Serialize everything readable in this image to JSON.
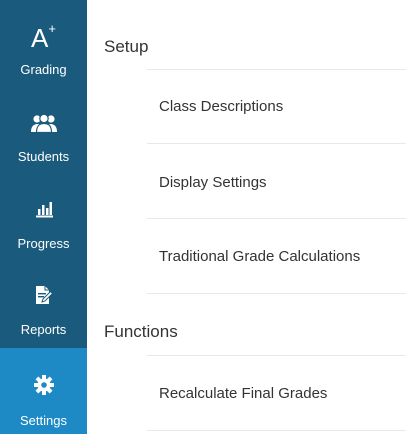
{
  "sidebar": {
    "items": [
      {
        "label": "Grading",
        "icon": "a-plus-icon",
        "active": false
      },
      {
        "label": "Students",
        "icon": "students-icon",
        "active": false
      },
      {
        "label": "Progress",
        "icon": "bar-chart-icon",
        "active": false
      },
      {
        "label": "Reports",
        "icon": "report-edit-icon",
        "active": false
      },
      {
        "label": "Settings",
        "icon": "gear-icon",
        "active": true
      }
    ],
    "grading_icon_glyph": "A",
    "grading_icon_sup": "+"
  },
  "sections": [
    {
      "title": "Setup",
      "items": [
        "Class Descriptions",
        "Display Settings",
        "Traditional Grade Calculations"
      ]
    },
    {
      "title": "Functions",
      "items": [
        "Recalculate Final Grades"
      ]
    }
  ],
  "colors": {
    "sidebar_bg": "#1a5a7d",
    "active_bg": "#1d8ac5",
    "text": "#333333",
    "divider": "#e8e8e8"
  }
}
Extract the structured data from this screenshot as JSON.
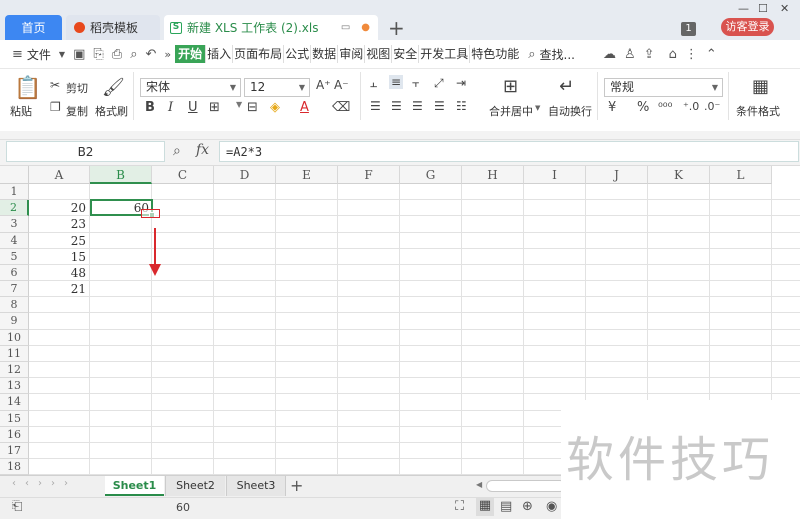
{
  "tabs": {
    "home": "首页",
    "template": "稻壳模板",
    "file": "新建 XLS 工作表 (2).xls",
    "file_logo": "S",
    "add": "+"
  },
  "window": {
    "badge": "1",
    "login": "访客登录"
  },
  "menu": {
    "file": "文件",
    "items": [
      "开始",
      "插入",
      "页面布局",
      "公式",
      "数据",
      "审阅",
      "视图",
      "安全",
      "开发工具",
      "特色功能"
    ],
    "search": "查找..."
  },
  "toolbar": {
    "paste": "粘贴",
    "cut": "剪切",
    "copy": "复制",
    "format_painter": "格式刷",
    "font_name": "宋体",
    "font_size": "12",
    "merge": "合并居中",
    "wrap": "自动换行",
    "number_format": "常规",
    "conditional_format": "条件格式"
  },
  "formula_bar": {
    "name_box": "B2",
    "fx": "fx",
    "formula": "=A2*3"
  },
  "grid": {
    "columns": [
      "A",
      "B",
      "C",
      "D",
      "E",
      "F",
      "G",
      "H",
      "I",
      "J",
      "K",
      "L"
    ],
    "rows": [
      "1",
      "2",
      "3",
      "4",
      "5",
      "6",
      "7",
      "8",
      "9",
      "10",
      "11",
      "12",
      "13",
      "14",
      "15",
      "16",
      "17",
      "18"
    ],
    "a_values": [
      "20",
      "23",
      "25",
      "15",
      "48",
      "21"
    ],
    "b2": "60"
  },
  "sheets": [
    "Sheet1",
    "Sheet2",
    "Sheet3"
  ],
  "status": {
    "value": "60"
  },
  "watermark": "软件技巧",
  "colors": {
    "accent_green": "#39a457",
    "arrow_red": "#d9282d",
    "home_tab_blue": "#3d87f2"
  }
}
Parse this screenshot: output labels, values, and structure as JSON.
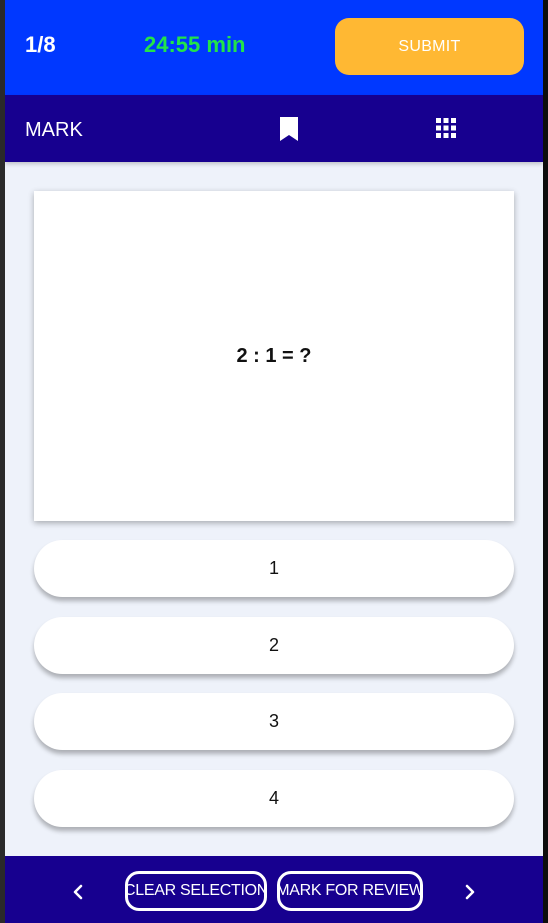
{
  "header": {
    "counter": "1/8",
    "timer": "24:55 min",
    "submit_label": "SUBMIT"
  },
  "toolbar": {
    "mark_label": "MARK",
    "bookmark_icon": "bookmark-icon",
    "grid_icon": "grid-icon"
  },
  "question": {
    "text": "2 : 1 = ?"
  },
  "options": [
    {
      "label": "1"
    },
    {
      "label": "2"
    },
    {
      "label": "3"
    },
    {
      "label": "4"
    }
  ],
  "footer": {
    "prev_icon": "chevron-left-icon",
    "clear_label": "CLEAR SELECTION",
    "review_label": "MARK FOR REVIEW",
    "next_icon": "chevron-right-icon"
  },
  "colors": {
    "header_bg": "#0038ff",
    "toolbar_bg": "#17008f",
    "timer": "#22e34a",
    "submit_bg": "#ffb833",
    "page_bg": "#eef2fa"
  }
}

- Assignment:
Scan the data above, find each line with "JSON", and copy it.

- Exercise answer:
Serialize everything readable in this image to JSON.
Extract the structured data from this screenshot as JSON.
Parse this screenshot: output labels, values, and structure as JSON.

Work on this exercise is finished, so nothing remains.